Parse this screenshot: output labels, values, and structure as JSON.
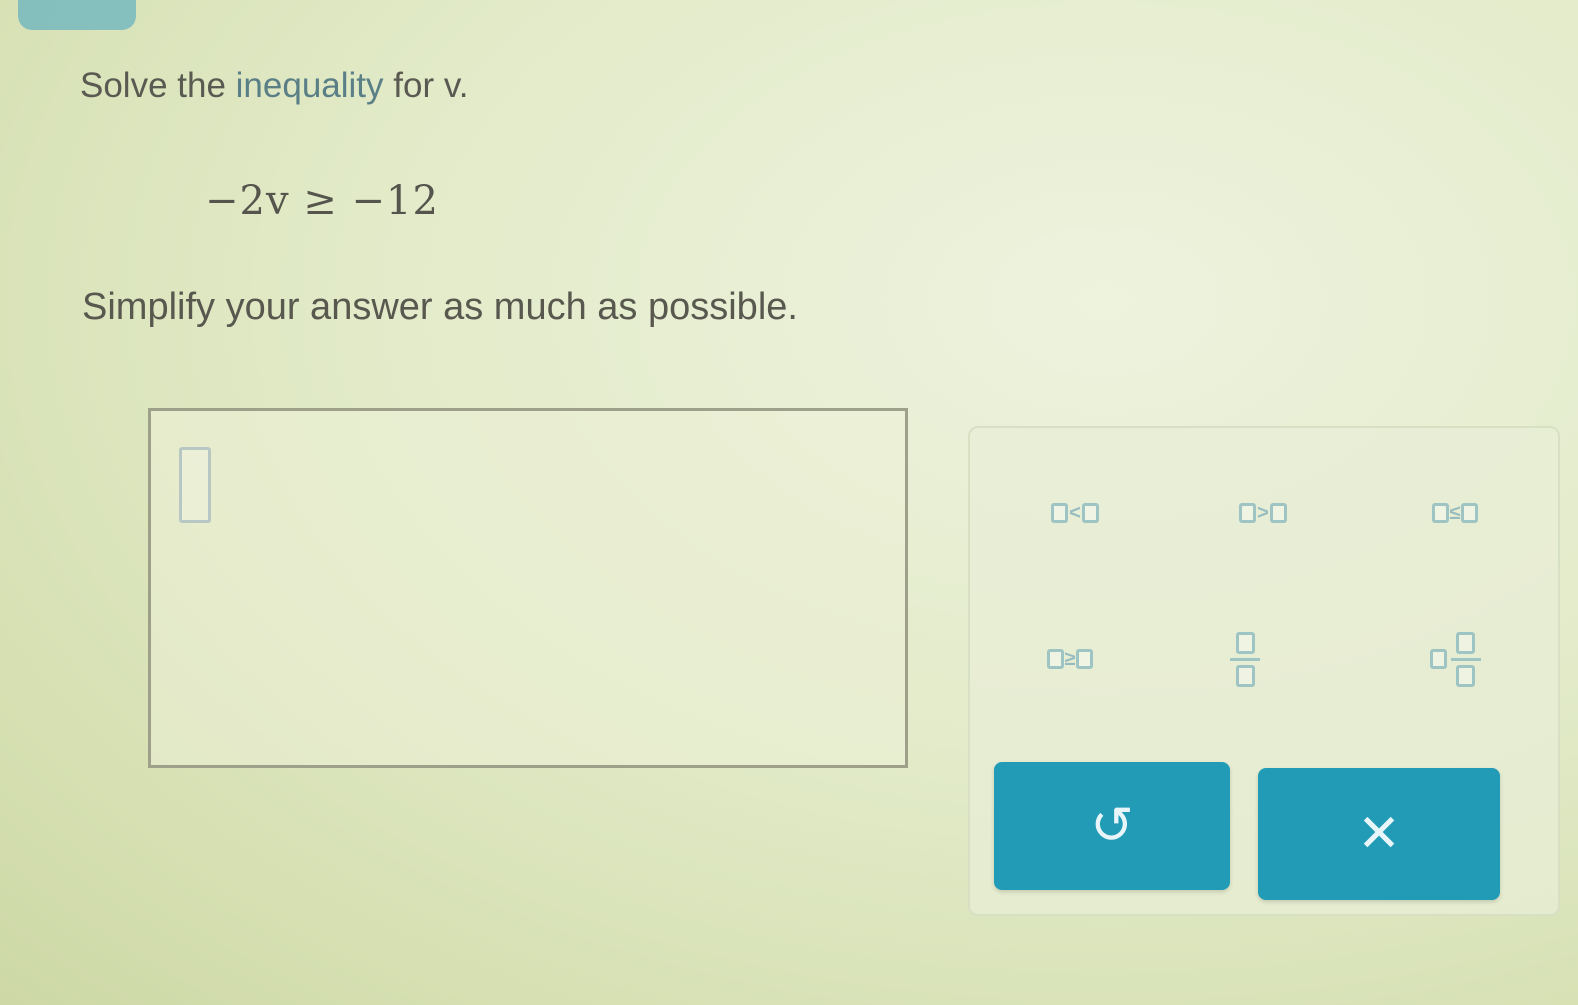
{
  "question": {
    "prompt_before": "Solve the ",
    "prompt_link": "inequality",
    "prompt_after": " for v.",
    "equation": "−2v ≥ −12",
    "instruction": "Simplify your answer as much as possible."
  },
  "keypad": {
    "less_than_symbol": "<",
    "greater_than_symbol": ">",
    "less_equal_symbol": "≤",
    "greater_equal_symbol": "≥",
    "undo_icon": "↺",
    "clear_icon": "✕"
  },
  "colors": {
    "accent": "#229bb6",
    "link_highlight": "#8fc7cf",
    "template_box": "#9ec4c4"
  }
}
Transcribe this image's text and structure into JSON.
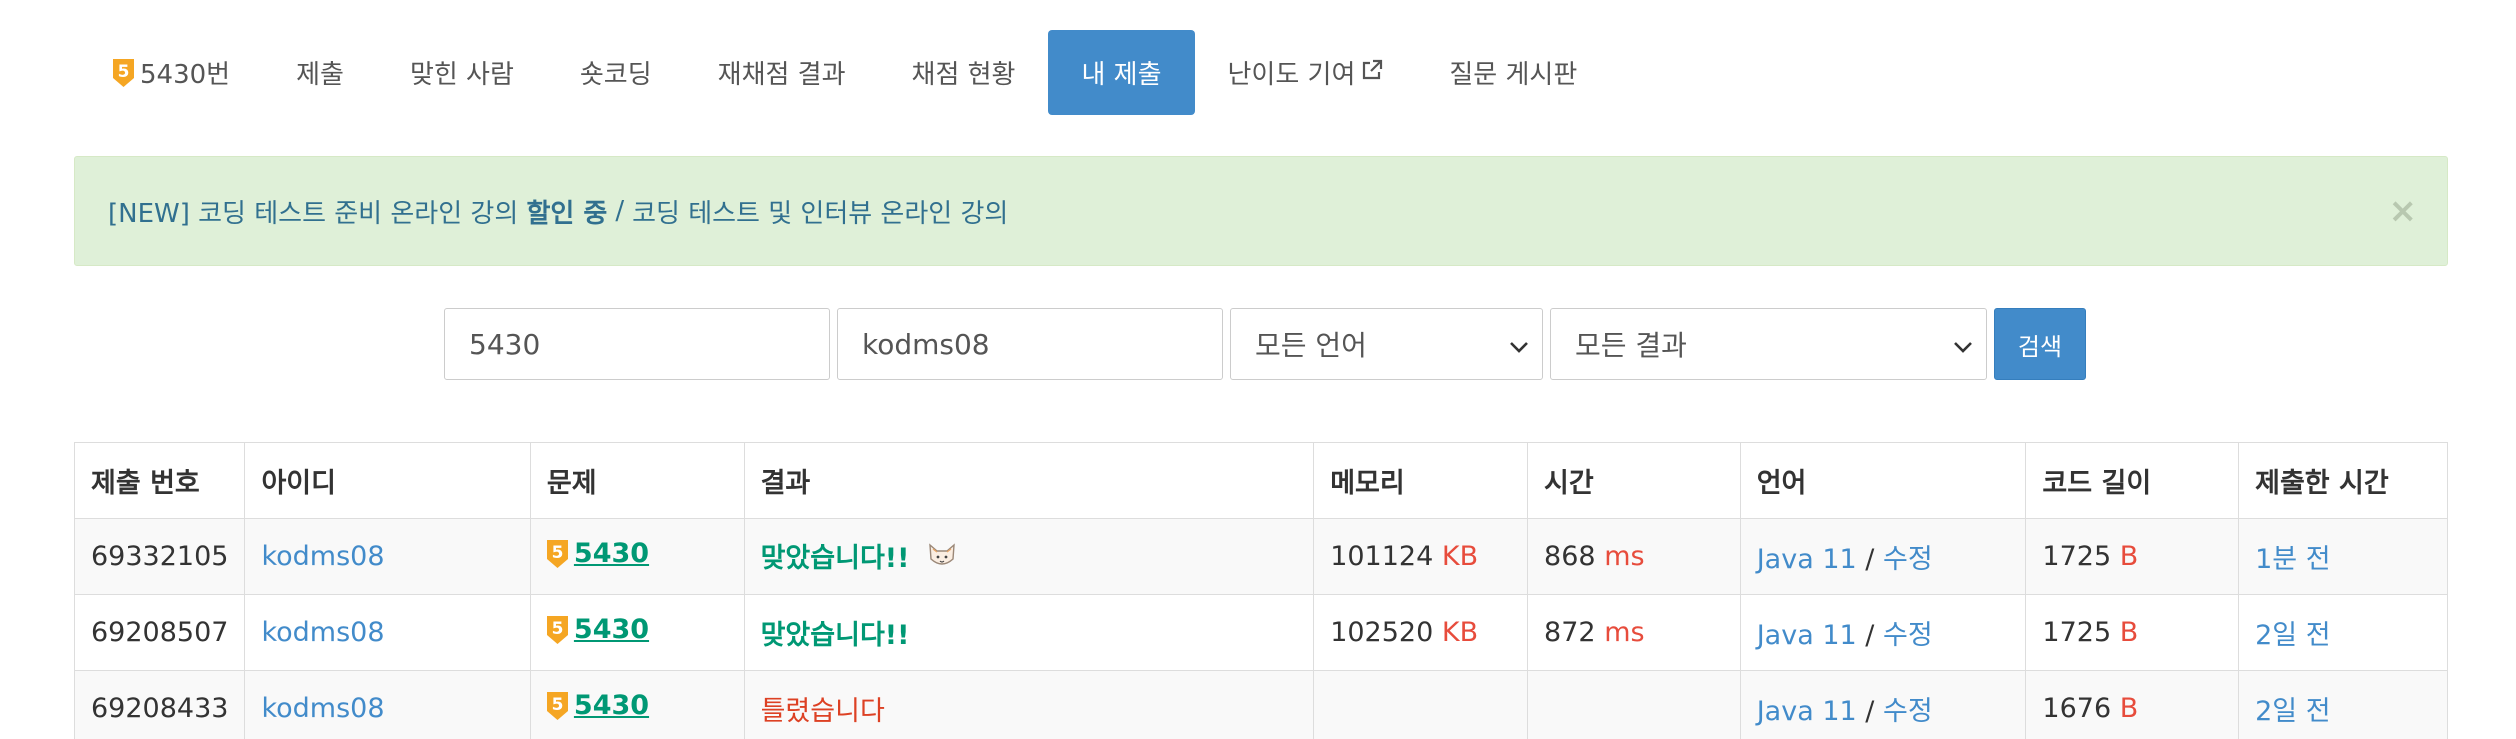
{
  "colors": {
    "primary": "#428bca",
    "accepted": "#009874",
    "wrong": "#dd4124",
    "unit": "#e74c3c",
    "tier_silver": "#f5a623",
    "alert_bg": "#dff0d8"
  },
  "nav": {
    "items": [
      {
        "label": "5430번",
        "icon": "tier-shield-icon",
        "tier": "5"
      },
      {
        "label": "제출"
      },
      {
        "label": "맞힌 사람"
      },
      {
        "label": "숏코딩"
      },
      {
        "label": "재채점 결과"
      },
      {
        "label": "채점 현황"
      },
      {
        "label": "내 제출",
        "active": true
      },
      {
        "label": "난이도 기여",
        "icon": "external-link-icon"
      },
      {
        "label": "질문 게시판"
      }
    ]
  },
  "alert": {
    "prefix": "[NEW] 코딩 테스트 준비 온라인 강의 ",
    "highlight": "할인 중",
    "separator": "/",
    "second": "코딩 테스트 및 인터뷰 온라인 강의",
    "close": "×"
  },
  "search": {
    "problem_id": "5430",
    "user_id": "kodms08",
    "language": "모든 언어",
    "result": "모든 결과",
    "button": "검색"
  },
  "table": {
    "headers": [
      "제출 번호",
      "아이디",
      "문제",
      "결과",
      "메모리",
      "시간",
      "언어",
      "코드 길이",
      "제출한 시간"
    ],
    "rows": [
      {
        "submission_id": "69332105",
        "user": "kodms08",
        "tier": "5",
        "problem": "5430",
        "result": "맞았습니다!!",
        "result_type": "accepted",
        "fox": true,
        "memory": "101124",
        "memory_unit": "KB",
        "time": "868",
        "time_unit": "ms",
        "language": "Java 11",
        "lang_sep": "/",
        "edit": "수정",
        "code_length": "1725",
        "code_unit": "B",
        "submitted": "1분 전"
      },
      {
        "submission_id": "69208507",
        "user": "kodms08",
        "tier": "5",
        "problem": "5430",
        "result": "맞았습니다!!",
        "result_type": "accepted",
        "fox": false,
        "memory": "102520",
        "memory_unit": "KB",
        "time": "872",
        "time_unit": "ms",
        "language": "Java 11",
        "lang_sep": "/",
        "edit": "수정",
        "code_length": "1725",
        "code_unit": "B",
        "submitted": "2일 전"
      },
      {
        "submission_id": "69208433",
        "user": "kodms08",
        "tier": "5",
        "problem": "5430",
        "result": "틀렸습니다",
        "result_type": "wrong",
        "fox": false,
        "memory": "",
        "memory_unit": "",
        "time": "",
        "time_unit": "",
        "language": "Java 11",
        "lang_sep": "/",
        "edit": "수정",
        "code_length": "1676",
        "code_unit": "B",
        "submitted": "2일 전"
      }
    ]
  }
}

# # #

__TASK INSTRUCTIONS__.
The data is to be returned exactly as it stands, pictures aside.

__RESPONSE BELOW__.
Parse this screenshot: output labels, values, and structure as JSON.
{
  "question": {
    "prompt_before": "Solve the ",
    "prompt_link": "inequality",
    "prompt_after": " for v.",
    "equation": "−2v ≥ −12",
    "instruction": "Simplify your answer as much as possible."
  },
  "keypad": {
    "less_than_symbol": "<",
    "greater_than_symbol": ">",
    "less_equal_symbol": "≤",
    "greater_equal_symbol": "≥",
    "undo_icon": "↺",
    "clear_icon": "✕"
  },
  "colors": {
    "accent": "#229bb6",
    "link_highlight": "#8fc7cf",
    "template_box": "#9ec4c4"
  }
}
Transcribe this image's text and structure into JSON.
{
  "colors": {
    "primary": "#428bca",
    "accepted": "#009874",
    "wrong": "#dd4124",
    "unit": "#e74c3c",
    "tier_silver": "#f5a623",
    "alert_bg": "#dff0d8"
  },
  "nav": {
    "items": [
      {
        "label": "5430번",
        "icon": "tier-shield-icon",
        "tier": "5"
      },
      {
        "label": "제출"
      },
      {
        "label": "맞힌 사람"
      },
      {
        "label": "숏코딩"
      },
      {
        "label": "재채점 결과"
      },
      {
        "label": "채점 현황"
      },
      {
        "label": "내 제출",
        "active": true
      },
      {
        "label": "난이도 기여",
        "icon": "external-link-icon"
      },
      {
        "label": "질문 게시판"
      }
    ]
  },
  "alert": {
    "prefix": "[NEW] 코딩 테스트 준비 온라인 강의 ",
    "highlight": "할인 중",
    "separator": "/",
    "second": "코딩 테스트 및 인터뷰 온라인 강의",
    "close": "×"
  },
  "search": {
    "problem_id": "5430",
    "user_id": "kodms08",
    "language": "모든 언어",
    "result": "모든 결과",
    "button": "검색"
  },
  "table": {
    "headers": [
      "제출 번호",
      "아이디",
      "문제",
      "결과",
      "메모리",
      "시간",
      "언어",
      "코드 길이",
      "제출한 시간"
    ],
    "rows": [
      {
        "submission_id": "69332105",
        "user": "kodms08",
        "tier": "5",
        "problem": "5430",
        "result": "맞았습니다!!",
        "result_type": "accepted",
        "fox": true,
        "memory": "101124",
        "memory_unit": "KB",
        "time": "868",
        "time_unit": "ms",
        "language": "Java 11",
        "lang_sep": "/",
        "edit": "수정",
        "code_length": "1725",
        "code_unit": "B",
        "submitted": "1분 전"
      },
      {
        "submission_id": "69208507",
        "user": "kodms08",
        "tier": "5",
        "problem": "5430",
        "result": "맞았습니다!!",
        "result_type": "accepted",
        "fox": false,
        "memory": "102520",
        "memory_unit": "KB",
        "time": "872",
        "time_unit": "ms",
        "language": "Java 11",
        "lang_sep": "/",
        "edit": "수정",
        "code_length": "1725",
        "code_unit": "B",
        "submitted": "2일 전"
      },
      {
        "submission_id": "69208433",
        "user": "kodms08",
        "tier": "5",
        "problem": "5430",
        "result": "틀렸습니다",
        "result_type": "wrong",
        "fox": false,
        "memory": "",
        "memory_unit": "",
        "time": "",
        "time_unit": "",
        "language": "Java 11",
        "lang_sep": "/",
        "edit": "수정",
        "code_length": "1676",
        "code_unit": "B",
        "submitted": "2일 전"
      }
    ]
  }
}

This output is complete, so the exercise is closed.